“If you bring those elements into the lesson, that’s where learning can begin,” says executive director Eric Weinstein. Many times a veteran’s most prized memories can be the friends he or she made while serving the military and the fellowship they experienced. “This is a way they can re-establish that,” he adds.
Music draws people together. It can uplift the mood of, not only the performer, but of all those taking part in performance, according to Nettesheim.
“It’s not just the guitar that’s a healing instrument, but the guitar serves as a catalyst toward developing feelings of accomplishment,” Weinstein says.
Symptoms of Post Traumatic Stress Disorder can be flashbacks, dread, worry, depression, anxiety, and isolation. The program is geared toward bringing people out of self-isolation and helping them focus on something other than trauma.
“It’s given me a chance to get out and coexist with other people again,” says 42-year-old Bruce Keller. As a Marine Corps veteran of the Gulf War, he is now regaining his childhood passion while battling an inner struggle of depression and post-traumatic stress. “Guitars for Vets gives us a chance to be in a safe place, doing something we enjoy,” he adds. “A lot of fellow veterans have recommended the program.”
Keller began playing guitar at the age of 10. He performed and recorded his own music for many years until nerve damage on his left side made it difficult to play chords. He says Guitars for Vets has been a renewal experience for him because he is able to play again.
“It shows the student they are capable of feeling well, or at least not feeling as horrible as when they walked in,” Nettesheim explains. “That, right there, is hope. You can build upon that hope. You never lost that spark, you never lost that joy. It just got covered up with grief and sadness.”
Upon returning from Afghanistan, Army veteran Barbara Ferrer suffered from the memory of witnessing the fall of a comrade in an attack. “Guitars for Vets really helps me cope with my depression,” she says. “It helps me to just heal. If I start crying, I’ll pick up the guitar. Strumming the strings and pouring out tears makes me feel better.”
Inspired by the love of music, Ferrer began taking lessons in December 2011, a few months after she was discharged. As a servicewoman it was extremely difficult to study music, but when she finished her duty, she considered it her time to shine and get into classes. Guitars for Vets offered free instruction.
“It helped me out, not only financially, but emotionally as well,” Ferrer says. “I’m a true believer in the human power of music. I feel like I’m able to reach out.”
The bulk of the program’s funding comes from the generosity of individuals, in the form of grassroots support. Chapters host events at local music stores and festivals. As a nonprofit organization, Guitars for Vets also applies for grants, with the largest so far coming from the Les Paul Foundation.

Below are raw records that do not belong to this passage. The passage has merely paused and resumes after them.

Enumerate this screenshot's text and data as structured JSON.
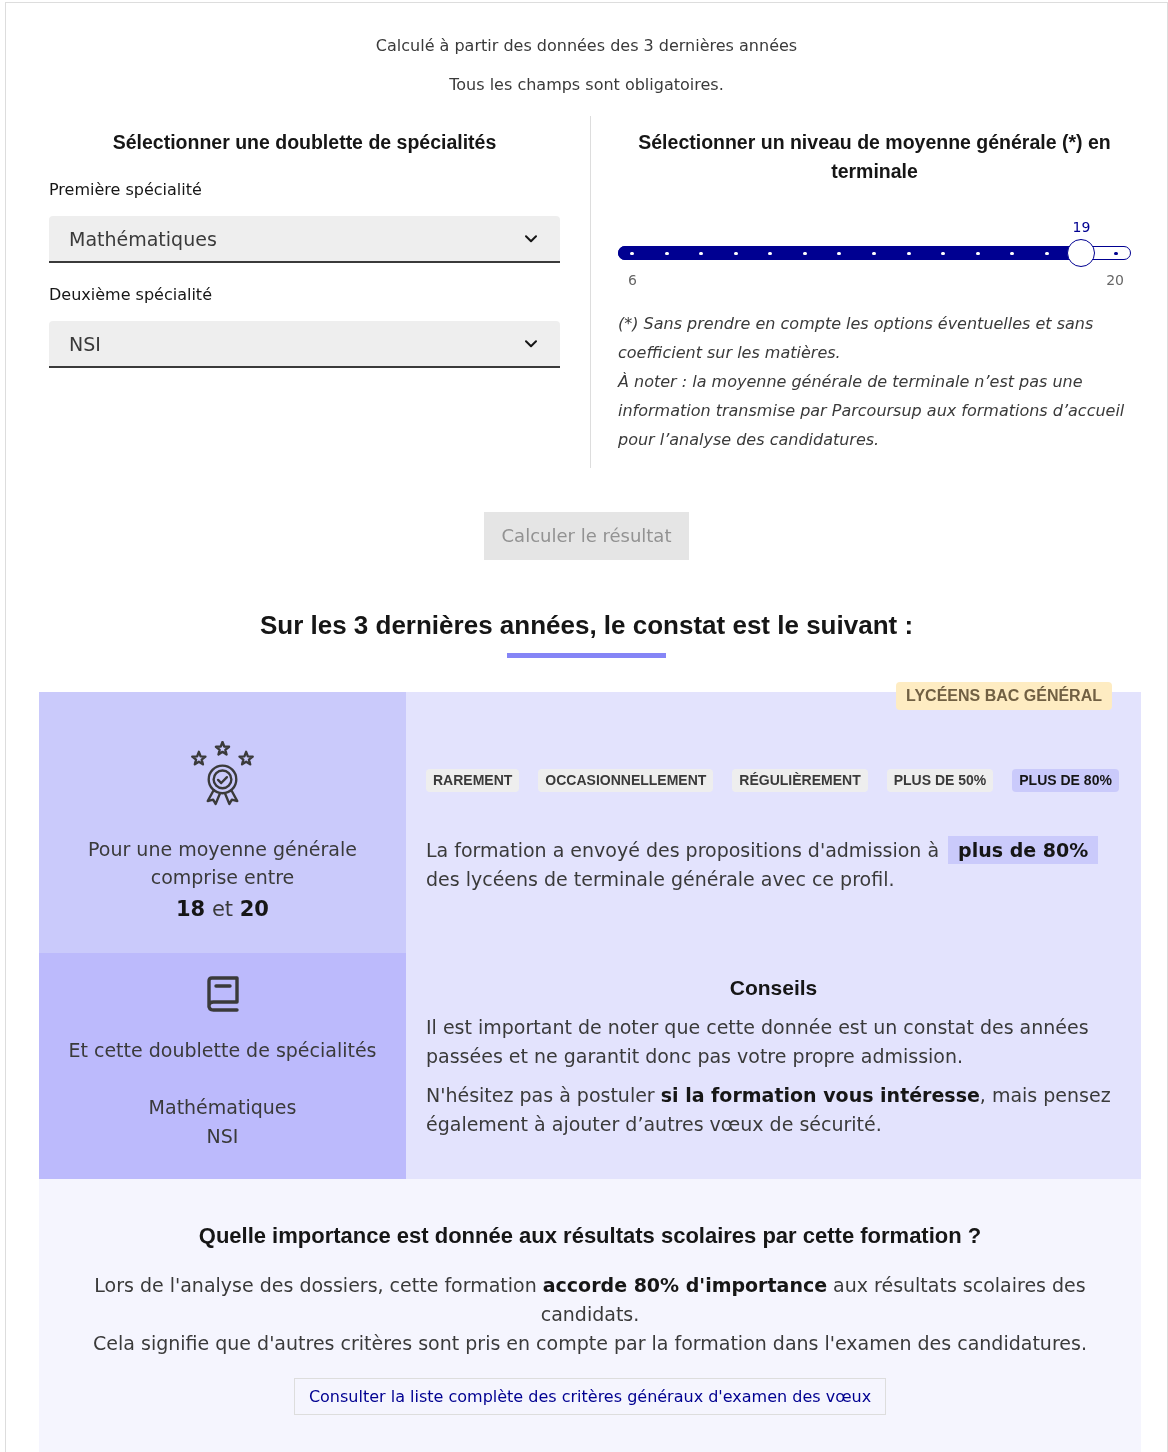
{
  "intro": {
    "subtitle": "Calculé à partir des données des 3 dernières années",
    "required_note": "Tous les champs sont obligatoires."
  },
  "specialties_form": {
    "title": "Sélectionner une doublette de spécialités",
    "fields": [
      {
        "label": "Première spécialité",
        "value": "Mathématiques"
      },
      {
        "label": "Deuxième spécialité",
        "value": "NSI"
      }
    ]
  },
  "average_form": {
    "title": "Sélectionner un niveau de moyenne générale (*) en terminale",
    "slider": {
      "level": 0.9286,
      "reading": "19",
      "min_label": "6",
      "max_label": "20"
    },
    "notes": [
      "(*) Sans prendre en compte les options éventuelles et sans coefficient sur les matières.",
      "À noter : la moyenne générale de terminale n’est pas une information transmise par Parcoursup aux formations d’accueil pour l’analyse des candidatures."
    ]
  },
  "calculate_button": {
    "label": "Calculer le résultat",
    "disabled": true
  },
  "result": {
    "title": "Sur les 3 dernières années, le constat est le suivant :",
    "badge": "LYCÉENS BAC GÉNÉRAL",
    "average_panel": {
      "text": "Pour une moyenne générale comprise entre",
      "range": "**18** et **20**"
    },
    "frequency_tags": [
      {
        "label": "RAREMENT",
        "selected": false
      },
      {
        "label": "OCCASIONNELLEMENT",
        "selected": false
      },
      {
        "label": "RÉGULIÈREMENT",
        "selected": false
      },
      {
        "label": "PLUS DE 50%",
        "selected": false
      },
      {
        "label": "PLUS DE 80%",
        "selected": true
      }
    ],
    "statement": "La formation a envoyé des propositions d'admission à **plus de 80%** des lycéens de terminale générale avec ce profil.",
    "specialties_panel": {
      "text": "Et cette doublette de spécialités",
      "specialties": [
        "Mathématiques",
        "NSI"
      ]
    },
    "advice": {
      "title": "Conseils",
      "paragraphs": [
        "Il est important de noter que cette donnée est un constat des années passées et ne garantit donc pas votre propre admission.",
        "N'hésitez pas à postuler **si la formation vous intéresse**, mais pensez également à ajouter d’autres vœux de sécurité."
      ]
    }
  },
  "importance": {
    "title": "Quelle importance est donnée aux résultats scolaires par cette formation ?",
    "paragraphs": [
      "Lors de l'analyse des dossiers, cette formation **accorde 80% d'importance** aux résultats scolaires des candidats.",
      "Cela signifie que d'autres critères sont pris en compte par la formation dans l'examen des candidatures."
    ],
    "link": "Consulter la liste complète des critères généraux d'examen des vœux"
  }
}
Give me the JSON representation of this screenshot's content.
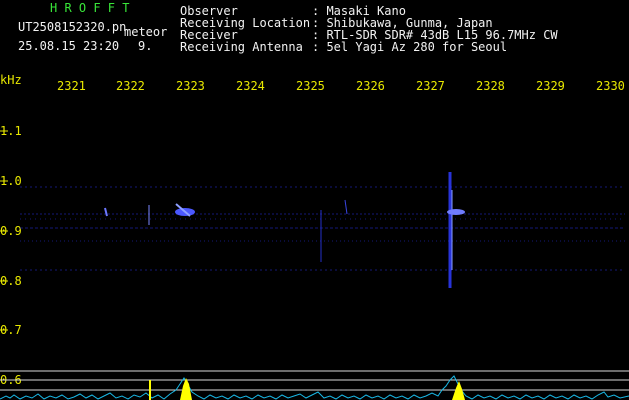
{
  "header": {
    "brand": "H R O F F T",
    "filename": "UT2508152320.pn",
    "tag": "meteor",
    "datetime": "25.08.15 23:20",
    "count": "9.",
    "rows": [
      {
        "label": "Observer",
        "value": ": Masaki Kano"
      },
      {
        "label": "Receiving Location",
        "value": ": Shibukawa, Gunma, Japan"
      },
      {
        "label": "Receiver",
        "value": ": RTL-SDR SDR# 43dB L15 96.7MHz CW"
      },
      {
        "label": "Receiving Antenna",
        "value": ": 5el Yagi Az 280 for Seoul"
      }
    ]
  },
  "axes": {
    "y_unit": "kHz",
    "y_ticks": [
      "1.1",
      "1.0",
      "0.9",
      "0.8",
      "0.7",
      "0.6"
    ],
    "x_ticks": [
      "2321",
      "2322",
      "2323",
      "2324",
      "2325",
      "2326",
      "2327",
      "2328",
      "2329",
      "2330"
    ]
  },
  "colors": {
    "background": "#000000",
    "header_green": "#39e639",
    "axis_yellow": "#e8e800",
    "signal_blue": "#3a46ff",
    "spectrum_cyan": "#19b8e6",
    "peak_yellow": "#ffff00"
  }
}
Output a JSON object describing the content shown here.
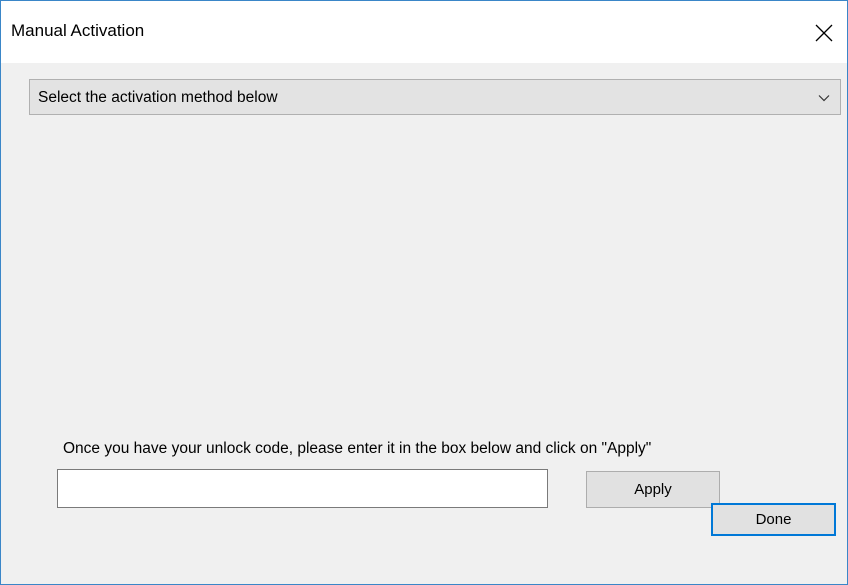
{
  "window": {
    "title": "Manual Activation"
  },
  "titlebar": {
    "close_icon": "close-icon"
  },
  "activation_method": {
    "selected_value": "Select the activation method below",
    "chevron_icon": "chevron-down-icon"
  },
  "unlock": {
    "instructions": "Once you have your unlock code, please enter it in the box below and click on \"Apply\"",
    "input_value": "",
    "apply_label": "Apply"
  },
  "footer": {
    "done_label": "Done"
  },
  "colors": {
    "window_border": "#3a86c8",
    "dialog_background": "#f0f0f0",
    "default_button_border": "#0078d7"
  }
}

Over the past year the organization has also attracted a few corporate sponsors. For example, Yamaha supports the effort with the help of Kraft Music owner Ben Kraft, who is on the Guitars for Vets board of directors. Yamaha donates practice guitars to all chapters across the country.
Guitars for Vets is structured to provide 10 free lessons on donated guitars. Following the 10-week beginner course, the students are given a brand new Yamaha FG700S acoustic guitar, plus an accessory pack, and each “graduate” moves into group lessons with other instructors and veterans.
Nettesheim says there is a high suicide rate among veterans and they need continued help. He feels word-of-mouth helps spread the message of Guitars for Vets very quickly.
“I think what we’ve figured out is how to tangibly demonstrate and share the healing power of music,” Weinstein says. “This has always been our mission.”
To see how you can help visit their site: www.guitars4vets.org